→ Items from an interface collection:
---

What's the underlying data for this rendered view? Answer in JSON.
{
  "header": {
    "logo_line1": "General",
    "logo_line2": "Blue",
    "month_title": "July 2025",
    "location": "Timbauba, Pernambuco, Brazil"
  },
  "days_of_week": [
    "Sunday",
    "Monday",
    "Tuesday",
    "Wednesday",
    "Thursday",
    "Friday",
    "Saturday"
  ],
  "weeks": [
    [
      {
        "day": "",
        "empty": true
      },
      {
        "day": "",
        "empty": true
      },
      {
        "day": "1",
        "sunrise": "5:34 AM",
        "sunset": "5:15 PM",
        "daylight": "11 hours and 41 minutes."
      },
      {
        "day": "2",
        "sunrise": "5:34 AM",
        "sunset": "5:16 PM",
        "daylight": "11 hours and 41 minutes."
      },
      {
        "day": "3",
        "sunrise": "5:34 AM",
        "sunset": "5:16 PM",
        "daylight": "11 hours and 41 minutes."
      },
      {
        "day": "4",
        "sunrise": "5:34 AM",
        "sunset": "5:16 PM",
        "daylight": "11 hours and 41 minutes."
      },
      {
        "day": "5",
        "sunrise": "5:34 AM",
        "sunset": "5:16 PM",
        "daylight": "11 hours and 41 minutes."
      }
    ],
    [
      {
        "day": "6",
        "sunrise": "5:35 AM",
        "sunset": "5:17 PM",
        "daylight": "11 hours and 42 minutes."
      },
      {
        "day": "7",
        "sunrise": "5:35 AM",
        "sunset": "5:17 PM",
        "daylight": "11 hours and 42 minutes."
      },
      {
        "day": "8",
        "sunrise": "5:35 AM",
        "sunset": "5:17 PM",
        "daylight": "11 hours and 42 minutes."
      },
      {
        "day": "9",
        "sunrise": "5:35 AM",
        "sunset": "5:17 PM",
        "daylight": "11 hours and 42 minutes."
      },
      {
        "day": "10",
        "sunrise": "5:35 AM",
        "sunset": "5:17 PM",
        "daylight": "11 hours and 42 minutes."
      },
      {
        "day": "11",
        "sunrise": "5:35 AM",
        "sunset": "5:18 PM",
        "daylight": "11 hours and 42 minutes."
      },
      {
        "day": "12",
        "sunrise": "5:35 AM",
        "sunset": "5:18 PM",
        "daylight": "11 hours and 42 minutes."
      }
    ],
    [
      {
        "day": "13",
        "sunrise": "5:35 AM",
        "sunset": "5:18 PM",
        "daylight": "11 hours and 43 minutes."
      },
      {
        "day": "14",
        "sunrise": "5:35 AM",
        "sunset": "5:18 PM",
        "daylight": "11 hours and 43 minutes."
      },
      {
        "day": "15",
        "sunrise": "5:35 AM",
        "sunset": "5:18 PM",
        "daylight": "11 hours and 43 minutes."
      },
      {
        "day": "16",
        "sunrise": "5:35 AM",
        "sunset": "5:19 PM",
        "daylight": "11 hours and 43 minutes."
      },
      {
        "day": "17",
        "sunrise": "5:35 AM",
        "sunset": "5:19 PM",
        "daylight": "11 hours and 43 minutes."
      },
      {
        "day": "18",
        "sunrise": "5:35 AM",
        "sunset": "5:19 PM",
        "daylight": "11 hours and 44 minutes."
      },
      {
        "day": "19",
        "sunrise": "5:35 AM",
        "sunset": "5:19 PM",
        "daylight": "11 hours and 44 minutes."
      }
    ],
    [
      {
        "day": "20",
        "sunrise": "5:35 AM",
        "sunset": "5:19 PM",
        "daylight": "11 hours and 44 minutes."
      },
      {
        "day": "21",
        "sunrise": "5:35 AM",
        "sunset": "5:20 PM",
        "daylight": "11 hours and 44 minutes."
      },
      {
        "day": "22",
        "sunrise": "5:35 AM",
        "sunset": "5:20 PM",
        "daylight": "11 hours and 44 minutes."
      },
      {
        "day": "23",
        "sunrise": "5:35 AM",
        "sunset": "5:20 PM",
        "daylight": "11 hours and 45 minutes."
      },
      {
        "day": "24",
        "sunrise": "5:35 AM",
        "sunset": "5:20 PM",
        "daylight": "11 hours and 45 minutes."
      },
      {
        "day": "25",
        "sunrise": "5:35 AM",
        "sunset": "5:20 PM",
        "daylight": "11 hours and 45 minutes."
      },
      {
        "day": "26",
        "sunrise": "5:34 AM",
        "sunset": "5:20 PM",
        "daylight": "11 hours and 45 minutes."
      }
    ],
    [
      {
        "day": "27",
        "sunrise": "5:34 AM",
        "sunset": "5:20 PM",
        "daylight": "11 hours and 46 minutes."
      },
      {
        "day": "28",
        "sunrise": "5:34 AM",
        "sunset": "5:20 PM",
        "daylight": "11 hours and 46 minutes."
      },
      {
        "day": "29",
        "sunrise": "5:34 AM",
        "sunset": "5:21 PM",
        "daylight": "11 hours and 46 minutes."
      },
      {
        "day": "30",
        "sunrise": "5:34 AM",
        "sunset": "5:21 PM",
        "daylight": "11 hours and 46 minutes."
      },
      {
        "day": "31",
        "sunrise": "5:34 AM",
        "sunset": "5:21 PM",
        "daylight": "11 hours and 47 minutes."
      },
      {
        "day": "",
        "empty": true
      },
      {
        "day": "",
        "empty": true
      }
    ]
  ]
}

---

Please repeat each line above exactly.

→ Result for this exercise:
What's the underlying data for this rendered view? Answer in JSON.
{
  "header": {
    "logo_line1": "General",
    "logo_line2": "Blue",
    "month_title": "July 2025",
    "location": "Timbauba, Pernambuco, Brazil"
  },
  "days_of_week": [
    "Sunday",
    "Monday",
    "Tuesday",
    "Wednesday",
    "Thursday",
    "Friday",
    "Saturday"
  ],
  "weeks": [
    [
      {
        "day": "",
        "empty": true
      },
      {
        "day": "",
        "empty": true
      },
      {
        "day": "1",
        "sunrise": "5:34 AM",
        "sunset": "5:15 PM",
        "daylight": "11 hours and 41 minutes."
      },
      {
        "day": "2",
        "sunrise": "5:34 AM",
        "sunset": "5:16 PM",
        "daylight": "11 hours and 41 minutes."
      },
      {
        "day": "3",
        "sunrise": "5:34 AM",
        "sunset": "5:16 PM",
        "daylight": "11 hours and 41 minutes."
      },
      {
        "day": "4",
        "sunrise": "5:34 AM",
        "sunset": "5:16 PM",
        "daylight": "11 hours and 41 minutes."
      },
      {
        "day": "5",
        "sunrise": "5:34 AM",
        "sunset": "5:16 PM",
        "daylight": "11 hours and 41 minutes."
      }
    ],
    [
      {
        "day": "6",
        "sunrise": "5:35 AM",
        "sunset": "5:17 PM",
        "daylight": "11 hours and 42 minutes."
      },
      {
        "day": "7",
        "sunrise": "5:35 AM",
        "sunset": "5:17 PM",
        "daylight": "11 hours and 42 minutes."
      },
      {
        "day": "8",
        "sunrise": "5:35 AM",
        "sunset": "5:17 PM",
        "daylight": "11 hours and 42 minutes."
      },
      {
        "day": "9",
        "sunrise": "5:35 AM",
        "sunset": "5:17 PM",
        "daylight": "11 hours and 42 minutes."
      },
      {
        "day": "10",
        "sunrise": "5:35 AM",
        "sunset": "5:17 PM",
        "daylight": "11 hours and 42 minutes."
      },
      {
        "day": "11",
        "sunrise": "5:35 AM",
        "sunset": "5:18 PM",
        "daylight": "11 hours and 42 minutes."
      },
      {
        "day": "12",
        "sunrise": "5:35 AM",
        "sunset": "5:18 PM",
        "daylight": "11 hours and 42 minutes."
      }
    ],
    [
      {
        "day": "13",
        "sunrise": "5:35 AM",
        "sunset": "5:18 PM",
        "daylight": "11 hours and 43 minutes."
      },
      {
        "day": "14",
        "sunrise": "5:35 AM",
        "sunset": "5:18 PM",
        "daylight": "11 hours and 43 minutes."
      },
      {
        "day": "15",
        "sunrise": "5:35 AM",
        "sunset": "5:18 PM",
        "daylight": "11 hours and 43 minutes."
      },
      {
        "day": "16",
        "sunrise": "5:35 AM",
        "sunset": "5:19 PM",
        "daylight": "11 hours and 43 minutes."
      },
      {
        "day": "17",
        "sunrise": "5:35 AM",
        "sunset": "5:19 PM",
        "daylight": "11 hours and 43 minutes."
      },
      {
        "day": "18",
        "sunrise": "5:35 AM",
        "sunset": "5:19 PM",
        "daylight": "11 hours and 44 minutes."
      },
      {
        "day": "19",
        "sunrise": "5:35 AM",
        "sunset": "5:19 PM",
        "daylight": "11 hours and 44 minutes."
      }
    ],
    [
      {
        "day": "20",
        "sunrise": "5:35 AM",
        "sunset": "5:19 PM",
        "daylight": "11 hours and 44 minutes."
      },
      {
        "day": "21",
        "sunrise": "5:35 AM",
        "sunset": "5:20 PM",
        "daylight": "11 hours and 44 minutes."
      },
      {
        "day": "22",
        "sunrise": "5:35 AM",
        "sunset": "5:20 PM",
        "daylight": "11 hours and 44 minutes."
      },
      {
        "day": "23",
        "sunrise": "5:35 AM",
        "sunset": "5:20 PM",
        "daylight": "11 hours and 45 minutes."
      },
      {
        "day": "24",
        "sunrise": "5:35 AM",
        "sunset": "5:20 PM",
        "daylight": "11 hours and 45 minutes."
      },
      {
        "day": "25",
        "sunrise": "5:35 AM",
        "sunset": "5:20 PM",
        "daylight": "11 hours and 45 minutes."
      },
      {
        "day": "26",
        "sunrise": "5:34 AM",
        "sunset": "5:20 PM",
        "daylight": "11 hours and 45 minutes."
      }
    ],
    [
      {
        "day": "27",
        "sunrise": "5:34 AM",
        "sunset": "5:20 PM",
        "daylight": "11 hours and 46 minutes."
      },
      {
        "day": "28",
        "sunrise": "5:34 AM",
        "sunset": "5:20 PM",
        "daylight": "11 hours and 46 minutes."
      },
      {
        "day": "29",
        "sunrise": "5:34 AM",
        "sunset": "5:21 PM",
        "daylight": "11 hours and 46 minutes."
      },
      {
        "day": "30",
        "sunrise": "5:34 AM",
        "sunset": "5:21 PM",
        "daylight": "11 hours and 46 minutes."
      },
      {
        "day": "31",
        "sunrise": "5:34 AM",
        "sunset": "5:21 PM",
        "daylight": "11 hours and 47 minutes."
      },
      {
        "day": "",
        "empty": true
      },
      {
        "day": "",
        "empty": true
      }
    ]
  ]
}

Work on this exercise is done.